----- Excerpted records

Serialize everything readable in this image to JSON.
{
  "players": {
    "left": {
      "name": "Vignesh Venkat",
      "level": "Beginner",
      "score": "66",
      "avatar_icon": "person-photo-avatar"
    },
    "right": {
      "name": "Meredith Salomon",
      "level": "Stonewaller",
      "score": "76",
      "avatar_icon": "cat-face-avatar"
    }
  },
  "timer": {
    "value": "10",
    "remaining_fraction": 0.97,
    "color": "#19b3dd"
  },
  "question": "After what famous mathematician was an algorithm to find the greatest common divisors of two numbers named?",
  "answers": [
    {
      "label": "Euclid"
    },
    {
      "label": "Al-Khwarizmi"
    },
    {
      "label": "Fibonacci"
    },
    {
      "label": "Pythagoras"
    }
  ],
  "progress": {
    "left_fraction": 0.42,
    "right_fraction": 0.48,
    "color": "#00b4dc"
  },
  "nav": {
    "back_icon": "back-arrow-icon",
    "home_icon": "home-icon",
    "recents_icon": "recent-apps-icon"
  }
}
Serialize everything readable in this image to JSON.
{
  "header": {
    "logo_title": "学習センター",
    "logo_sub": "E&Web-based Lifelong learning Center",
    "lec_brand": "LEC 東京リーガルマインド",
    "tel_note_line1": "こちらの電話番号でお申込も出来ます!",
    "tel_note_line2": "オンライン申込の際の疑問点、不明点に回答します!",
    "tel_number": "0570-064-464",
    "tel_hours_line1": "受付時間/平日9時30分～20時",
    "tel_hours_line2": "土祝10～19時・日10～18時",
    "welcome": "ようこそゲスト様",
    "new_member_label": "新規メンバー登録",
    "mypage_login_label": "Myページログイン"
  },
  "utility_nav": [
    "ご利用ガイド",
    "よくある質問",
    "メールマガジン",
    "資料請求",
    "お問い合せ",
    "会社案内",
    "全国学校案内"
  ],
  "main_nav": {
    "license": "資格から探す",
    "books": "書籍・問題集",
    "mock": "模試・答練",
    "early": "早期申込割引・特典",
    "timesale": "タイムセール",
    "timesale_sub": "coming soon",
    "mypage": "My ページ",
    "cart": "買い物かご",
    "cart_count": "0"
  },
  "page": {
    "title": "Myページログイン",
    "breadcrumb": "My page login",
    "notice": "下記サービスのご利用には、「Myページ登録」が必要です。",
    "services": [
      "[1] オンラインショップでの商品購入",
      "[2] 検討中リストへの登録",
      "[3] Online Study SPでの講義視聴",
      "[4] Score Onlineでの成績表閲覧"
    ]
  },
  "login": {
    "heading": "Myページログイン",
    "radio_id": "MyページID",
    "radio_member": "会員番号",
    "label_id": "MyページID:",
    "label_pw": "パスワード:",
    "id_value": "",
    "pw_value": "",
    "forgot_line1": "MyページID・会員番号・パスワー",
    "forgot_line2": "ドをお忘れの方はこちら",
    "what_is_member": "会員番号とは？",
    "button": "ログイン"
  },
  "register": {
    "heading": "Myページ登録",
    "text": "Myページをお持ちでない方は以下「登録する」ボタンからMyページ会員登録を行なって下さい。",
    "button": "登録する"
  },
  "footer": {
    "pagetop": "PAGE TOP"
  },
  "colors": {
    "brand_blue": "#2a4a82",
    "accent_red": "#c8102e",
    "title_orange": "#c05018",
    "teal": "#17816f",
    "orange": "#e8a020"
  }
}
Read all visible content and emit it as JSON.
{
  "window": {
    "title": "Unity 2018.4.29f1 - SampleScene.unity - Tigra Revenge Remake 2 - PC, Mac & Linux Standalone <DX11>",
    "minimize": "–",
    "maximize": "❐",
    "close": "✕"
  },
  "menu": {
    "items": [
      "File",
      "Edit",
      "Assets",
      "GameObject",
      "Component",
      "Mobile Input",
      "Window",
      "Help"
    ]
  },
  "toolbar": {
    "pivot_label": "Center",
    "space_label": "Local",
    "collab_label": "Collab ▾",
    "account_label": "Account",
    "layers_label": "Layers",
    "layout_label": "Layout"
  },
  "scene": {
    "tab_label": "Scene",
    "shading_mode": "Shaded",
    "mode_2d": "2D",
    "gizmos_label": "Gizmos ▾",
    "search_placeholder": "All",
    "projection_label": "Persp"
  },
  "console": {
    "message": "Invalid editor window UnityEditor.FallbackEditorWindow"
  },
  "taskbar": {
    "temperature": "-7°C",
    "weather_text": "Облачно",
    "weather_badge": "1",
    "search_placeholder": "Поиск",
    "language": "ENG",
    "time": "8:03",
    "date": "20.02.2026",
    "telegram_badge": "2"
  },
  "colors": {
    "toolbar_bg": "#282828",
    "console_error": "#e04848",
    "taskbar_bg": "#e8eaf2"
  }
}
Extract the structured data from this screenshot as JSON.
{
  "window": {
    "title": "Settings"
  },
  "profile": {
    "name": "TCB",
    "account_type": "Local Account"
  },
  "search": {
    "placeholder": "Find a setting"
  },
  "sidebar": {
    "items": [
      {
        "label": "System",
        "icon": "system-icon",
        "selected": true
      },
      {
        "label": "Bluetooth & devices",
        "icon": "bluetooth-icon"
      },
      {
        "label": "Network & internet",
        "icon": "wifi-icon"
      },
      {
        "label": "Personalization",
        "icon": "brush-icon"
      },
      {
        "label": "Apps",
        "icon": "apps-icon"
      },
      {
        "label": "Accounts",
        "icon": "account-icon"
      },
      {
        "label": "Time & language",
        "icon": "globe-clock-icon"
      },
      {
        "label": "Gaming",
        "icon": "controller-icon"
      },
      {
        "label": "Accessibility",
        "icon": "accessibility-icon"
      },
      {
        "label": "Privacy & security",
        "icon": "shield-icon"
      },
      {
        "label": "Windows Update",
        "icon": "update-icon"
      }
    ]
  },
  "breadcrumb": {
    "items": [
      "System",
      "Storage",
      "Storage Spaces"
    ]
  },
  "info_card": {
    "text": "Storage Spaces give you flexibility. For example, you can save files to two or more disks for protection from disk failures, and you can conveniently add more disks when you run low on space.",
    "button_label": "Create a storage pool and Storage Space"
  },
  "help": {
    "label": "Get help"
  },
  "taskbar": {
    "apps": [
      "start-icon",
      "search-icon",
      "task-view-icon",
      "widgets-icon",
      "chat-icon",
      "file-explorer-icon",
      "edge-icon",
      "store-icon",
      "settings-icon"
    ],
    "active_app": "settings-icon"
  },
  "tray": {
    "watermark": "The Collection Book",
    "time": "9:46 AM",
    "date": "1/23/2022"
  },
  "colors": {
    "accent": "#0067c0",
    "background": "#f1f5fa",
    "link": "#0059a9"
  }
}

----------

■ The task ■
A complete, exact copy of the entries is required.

■ Answer for this exercise ■
Serialize everything readable in this image to JSON.
{
  "players": {
    "left": {
      "name": "Vignesh Venkat",
      "level": "Beginner",
      "score": "66",
      "avatar_icon": "person-photo-avatar"
    },
    "right": {
      "name": "Meredith Salomon",
      "level": "Stonewaller",
      "score": "76",
      "avatar_icon": "cat-face-avatar"
    }
  },
  "timer": {
    "value": "10",
    "remaining_fraction": 0.97,
    "color": "#19b3dd"
  },
  "question": "After what famous mathematician was an algorithm to find the greatest common divisors of two numbers named?",
  "answers": [
    {
      "label": "Euclid"
    },
    {
      "label": "Al-Khwarizmi"
    },
    {
      "label": "Fibonacci"
    },
    {
      "label": "Pythagoras"
    }
  ],
  "progress": {
    "left_fraction": 0.42,
    "right_fraction": 0.48,
    "color": "#00b4dc"
  },
  "nav": {
    "back_icon": "back-arrow-icon",
    "home_icon": "home-icon",
    "recents_icon": "recent-apps-icon"
  }
}
Serialize everything readable in this image to JSON.
{
  "header": {
    "logo_title": "学習センター",
    "logo_sub": "E&Web-based Lifelong learning Center",
    "lec_brand": "LEC 東京リーガルマインド",
    "tel_note_line1": "こちらの電話番号でお申込も出来ます!",
    "tel_note_line2": "オンライン申込の際の疑問点、不明点に回答します!",
    "tel_number": "0570-064-464",
    "tel_hours_line1": "受付時間/平日9時30分～20時",
    "tel_hours_line2": "土祝10～19時・日10～18時",
    "welcome": "ようこそゲスト様",
    "new_member_label": "新規メンバー登録",
    "mypage_login_label": "Myページログイン"
  },
  "utility_nav": [
    "ご利用ガイド",
    "よくある質問",
    "メールマガジン",
    "資料請求",
    "お問い合せ",
    "会社案内",
    "全国学校案内"
  ],
  "main_nav": {
    "license": "資格から探す",
    "books": "書籍・問題集",
    "mock": "模試・答練",
    "early": "早期申込割引・特典",
    "timesale": "タイムセール",
    "timesale_sub": "coming soon",
    "mypage": "My ページ",
    "cart": "買い物かご",
    "cart_count": "0"
  },
  "page": {
    "title": "Myページログイン",
    "breadcrumb": "My page login",
    "notice": "下記サービスのご利用には、「Myページ登録」が必要です。",
    "services": [
      "[1] オンラインショップでの商品購入",
      "[2] 検討中リストへの登録",
      "[3] Online Study SPでの講義視聴",
      "[4] Score Onlineでの成績表閲覧"
    ]
  },
  "login": {
    "heading": "Myページログイン",
    "radio_id": "MyページID",
    "radio_member": "会員番号",
    "label_id": "MyページID:",
    "label_pw": "パスワード:",
    "id_value": "",
    "pw_value": "",
    "forgot_line1": "MyページID・会員番号・パスワー",
    "forgot_line2": "ドをお忘れの方はこちら",
    "what_is_member": "会員番号とは？",
    "button": "ログイン"
  },
  "register": {
    "heading": "Myページ登録",
    "text": "Myページをお持ちでない方は以下「登録する」ボタンからMyページ会員登録を行なって下さい。",
    "button": "登録する"
  },
  "footer": {
    "pagetop": "PAGE TOP"
  },
  "colors": {
    "brand_blue": "#2a4a82",
    "accent_red": "#c8102e",
    "title_orange": "#c05018",
    "teal": "#17816f",
    "orange": "#e8a020"
  }
}
Read all visible content and emit it as JSON.
{
  "window": {
    "title": "Unity 2018.4.29f1 - SampleScene.unity - Tigra Revenge Remake 2 - PC, Mac & Linux Standalone <DX11>",
    "minimize": "–",
    "maximize": "❐",
    "close": "✕"
  },
  "menu": {
    "items": [
      "File",
      "Edit",
      "Assets",
      "GameObject",
      "Component",
      "Mobile Input",
      "Window",
      "Help"
    ]
  },
  "toolbar": {
    "pivot_label": "Center",
    "space_label": "Local",
    "collab_label": "Collab ▾",
    "account_label": "Account",
    "layers_label": "Layers",
    "layout_label": "Layout"
  },
  "scene": {
    "tab_label": "Scene",
    "shading_mode": "Shaded",
    "mode_2d": "2D",
    "gizmos_label": "Gizmos ▾",
    "search_placeholder": "All",
    "projection_label": "Persp"
  },
  "console": {
    "message": "Invalid editor window UnityEditor.FallbackEditorWindow"
  },
  "taskbar": {
    "temperature": "-7°C",
    "weather_text": "Облачно",
    "weather_badge": "1",
    "search_placeholder": "Поиск",
    "language": "ENG",
    "time": "8:03",
    "date": "20.02.2026",
    "telegram_badge": "2"
  },
  "colors": {
    "toolbar_bg": "#282828",
    "console_error": "#e04848",
    "taskbar_bg": "#e8eaf2"
  }
}
Extract the structured data from this screenshot as JSON.
{
  "window": {
    "title": "Settings"
  },
  "profile": {
    "name": "TCB",
    "account_type": "Local Account"
  },
  "search": {
    "placeholder": "Find a setting"
  },
  "sidebar": {
    "items": [
      {
        "label": "System",
        "icon": "system-icon",
        "selected": true
      },
      {
        "label": "Bluetooth & devices",
        "icon": "bluetooth-icon"
      },
      {
        "label": "Network & internet",
        "icon": "wifi-icon"
      },
      {
        "label": "Personalization",
        "icon": "brush-icon"
      },
      {
        "label": "Apps",
        "icon": "apps-icon"
      },
      {
        "label": "Accounts",
        "icon": "account-icon"
      },
      {
        "label": "Time & language",
        "icon": "globe-clock-icon"
      },
      {
        "label": "Gaming",
        "icon": "controller-icon"
      },
      {
        "label": "Accessibility",
        "icon": "accessibility-icon"
      },
      {
        "label": "Privacy & security",
        "icon": "shield-icon"
      },
      {
        "label": "Windows Update",
        "icon": "update-icon"
      }
    ]
  },
  "breadcrumb": {
    "items": [
      "System",
      "Storage",
      "Storage Spaces"
    ]
  },
  "info_card": {
    "text": "Storage Spaces give you flexibility. For example, you can save files to two or more disks for protection from disk failures, and you can conveniently add more disks when you run low on space.",
    "button_label": "Create a storage pool and Storage Space"
  },
  "help": {
    "label": "Get help"
  },
  "taskbar": {
    "apps": [
      "start-icon",
      "search-icon",
      "task-view-icon",
      "widgets-icon",
      "chat-icon",
      "file-explorer-icon",
      "edge-icon",
      "store-icon",
      "settings-icon"
    ],
    "active_app": "settings-icon"
  },
  "tray": {
    "watermark": "The Collection Book",
    "time": "9:46 AM",
    "date": "1/23/2022"
  },
  "colors": {
    "accent": "#0067c0",
    "background": "#f1f5fa",
    "link": "#0059a9"
  }
}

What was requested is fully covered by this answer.